(Updated 3 p.m. with Congressional Budget office figures and House Republican leadership response.)
This weekend’s news will be dominated by a Congressional Budget Office report that the federal deficit—already projected to exceed $1 trillion just a few months ago—is now projected to be as large as $1.8 trillion.
National Public Radio warned today that the higher deficit estimate “has the potential to change the political landscape for the Obama administration,” making it harder for the administration to pass an ambitious budget that includes a down payment on health care reform and urgently needed moves toward a green-energy economy.

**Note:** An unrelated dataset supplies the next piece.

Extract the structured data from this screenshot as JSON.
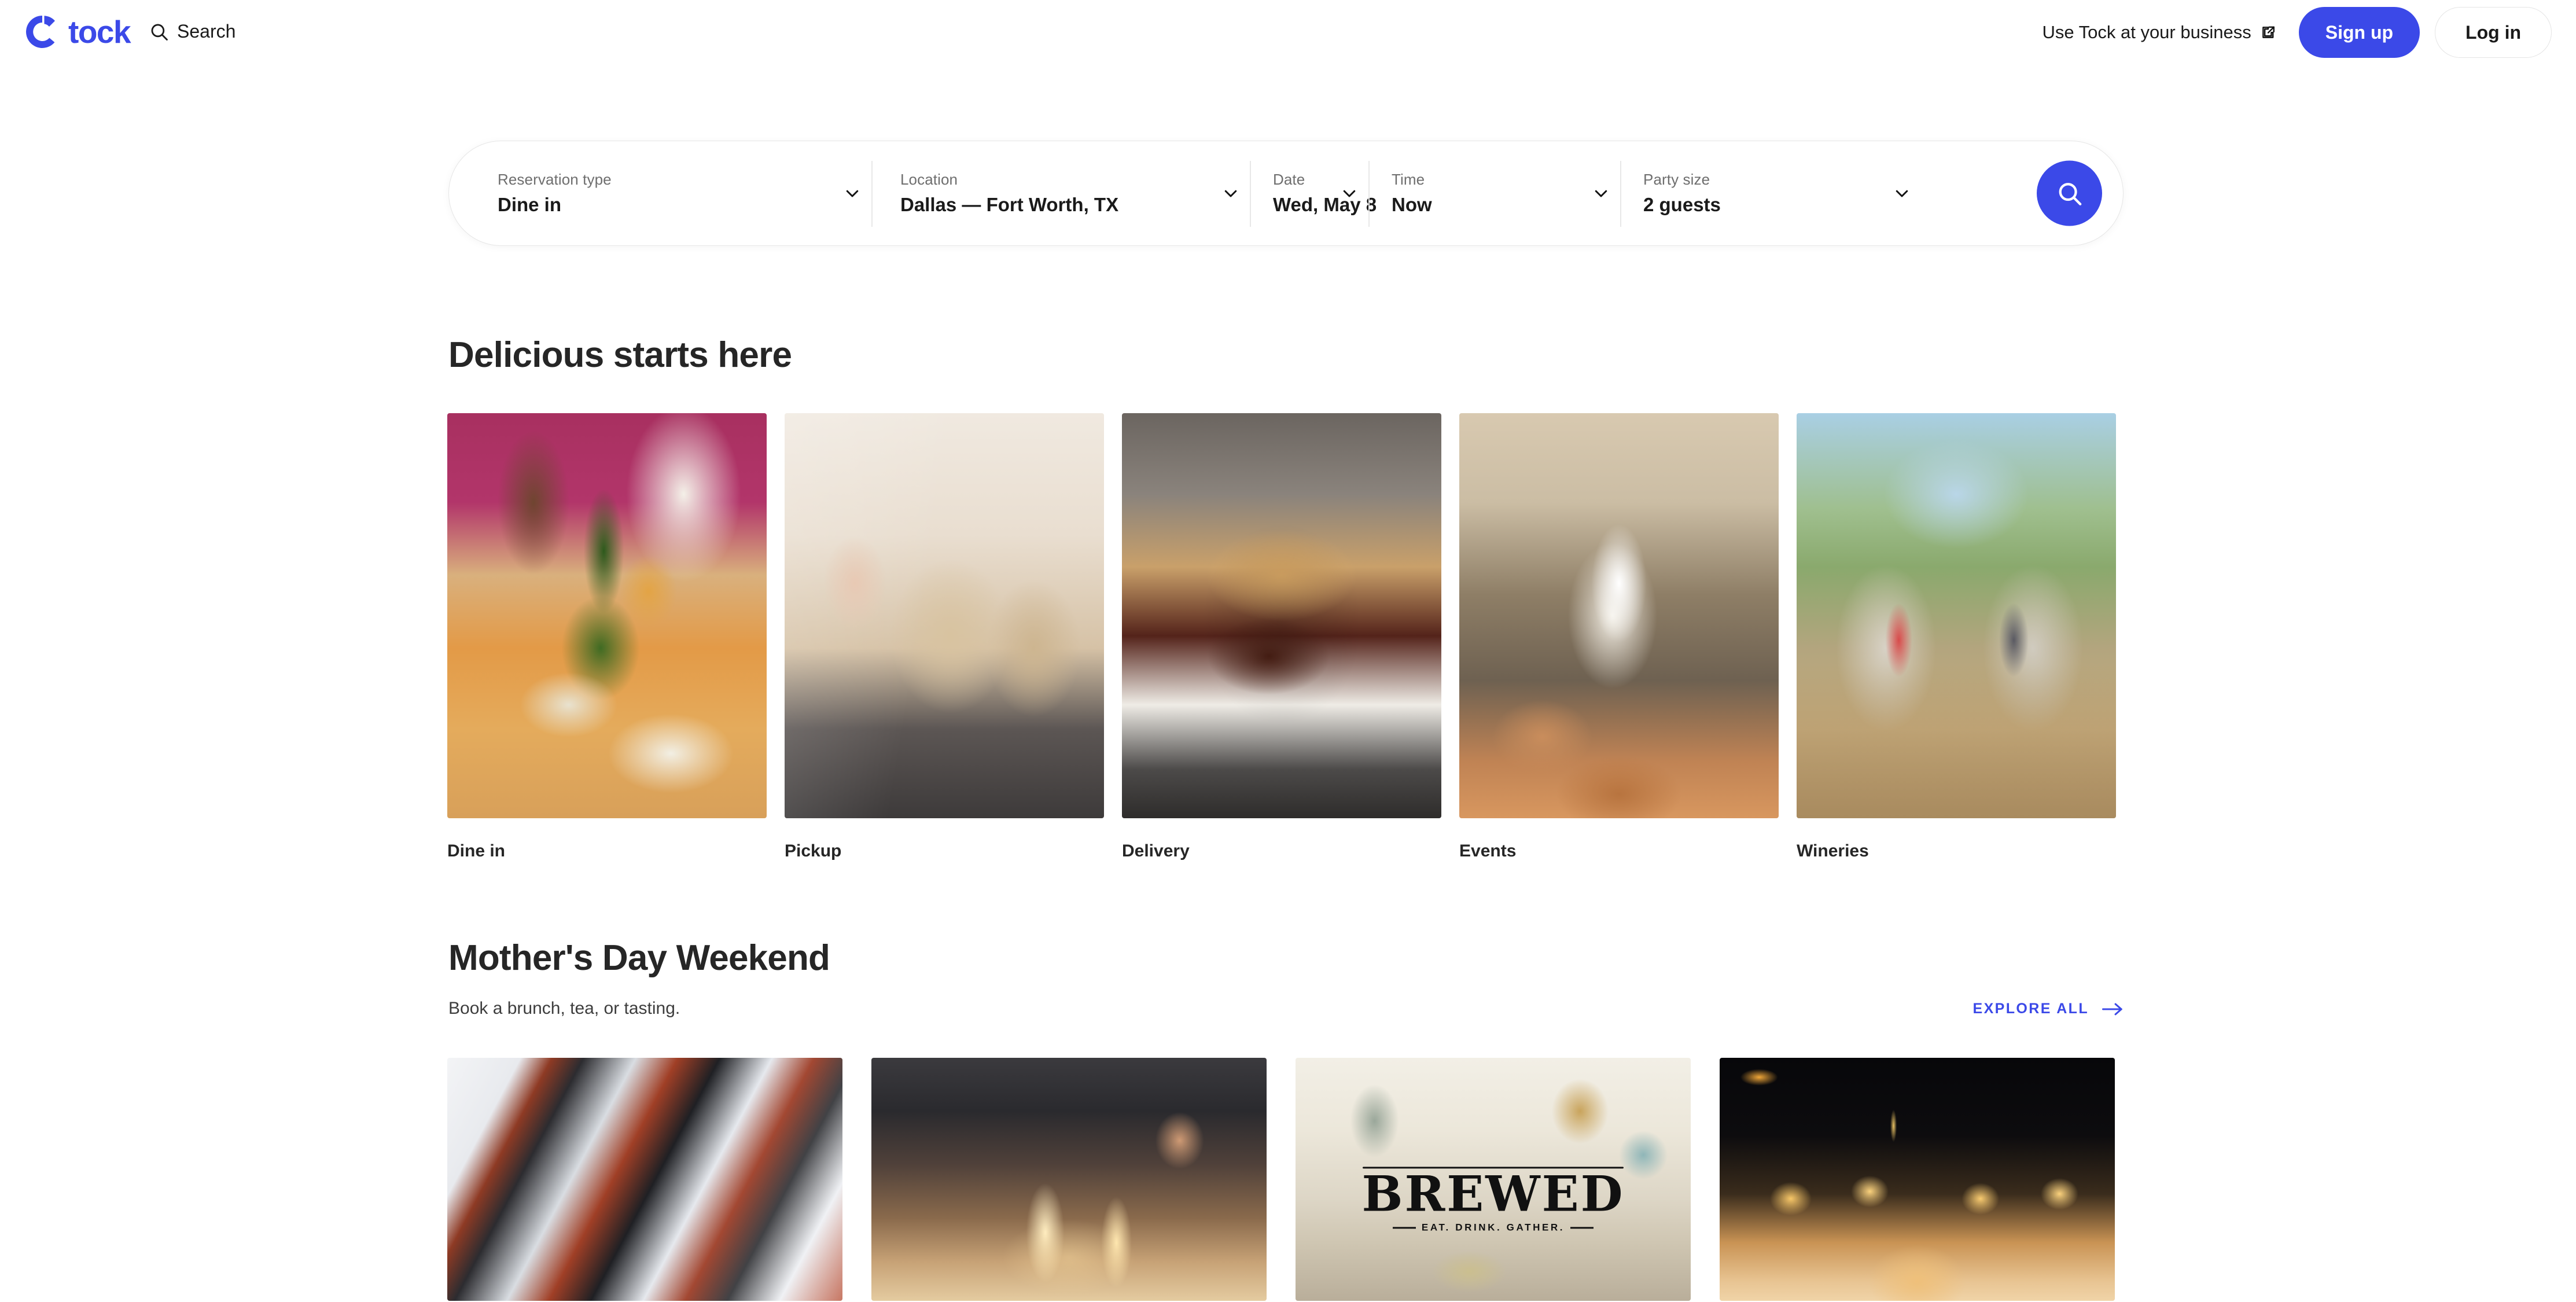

And sure enough, House Republican Whip Eric Cantor, R-Va., rushed out a statement that said that “families cannot afford the price tag for misguided initiatives that are far outside the mainstream. Our current economic situation is not a crisis to be exploited to pass an agenda that will cost the American people trillions.” He held out the hope that “moderate Democrats” will work with the Party of No “to bring the President back to the center”—in other words, to the failed economic policies of the past.
The pushback against those on the right who will use this admittedly stunning number to argue against dramatic reforms has to be immediate and hard.
Laurie Weiner at Americans United for Change has circulated a set of talking points that people can use. The central point is that to revive the economy we cannot afford not to take on the challenges of health care, energy and education:
CBO deficit projections deliver a stark message that the economy is in even worse shape than we thought. It reinforces why it’s even more critical to pass the initiatives on health care, education and the economy laid out the President’s budget. The solutions must be adequate to match the depth of the problems. If we don’t deal with the major underlying problems with the economy and make it possible for job creation, our deficits will grow as far as the eye can see. We cannot achieve sustainable economic growth without fixing our broken health care system, reducing our dependence on foreign oil, and investing in tomorrow’s educated workforce. The President’s budget starts us down the right path and we cannot let the naysayers stand in the way.
- President Obama’s transformative budget commits to major investments in health care reform, education and clean energy, while turning away from failed economic policies of the past. He restores fairness to our tax system, cuts taxes for 95 percent of Americans, takes steps to end our addiction to foreign oil, and moves us toward a rational health care system that both provides care and controls costs.
- We have to invest in order to grow the economy, which will in turn create jobs. We’re in this hole right now because the previous administration didn’t focus on the right priorities that would strengthen our economy. We all know the first rule of holes: Stop digging. But our lopsided tax system, rising health care costs coupled with failed energy policies have made that it impossible.
- One of the biggest drains on both individual, business and government budgets is the high cost of health care. We can no longer afford to wait. President Obama takes concrete steps toward improving health care coverage by laying out a way to pay for these reforms.
- Additionally we will continue to grow our economy by investing in renewable energy technologies, which will end our dependence on foreign oil and create millions of clean energy jobs here at home.
- Now is the time to take action. We cannot wait to move forward on any front. We can stop the economy from spiraling out of control but only if we take action for long term economic expansion.
This is not an either or situation. We have to move now on all of these fronts in order to combat the economic crisis. As President Obama said, Americans “don’t have the luxury of choosing to pay either their mortgage or their medical bills. They don’t get to pick between paying for their kids’ college tuition and saving enough money for retirement. They have to do all these things. They have to confront all these problems. And as a consequence, so do we.”
Our “Making Sense” page has other policy arguments that you can use, and we will be adding to them in the coming days.
We’ll have to use these arguments, not only in letters and phone calls to members of Congress, but in calls to the news media. The media—especially cable news—will sensationalize the outsized deficit, amplifying the so-called “fiscal responsibility” voices and giving short shrift to the progressive economists and policy makers who were right about the need for bold intervention in the economy and who warned that political timidity is the real enemy.
It is up to us to make sure that policy makers respond properly to the CBO report and that the media reports the full story.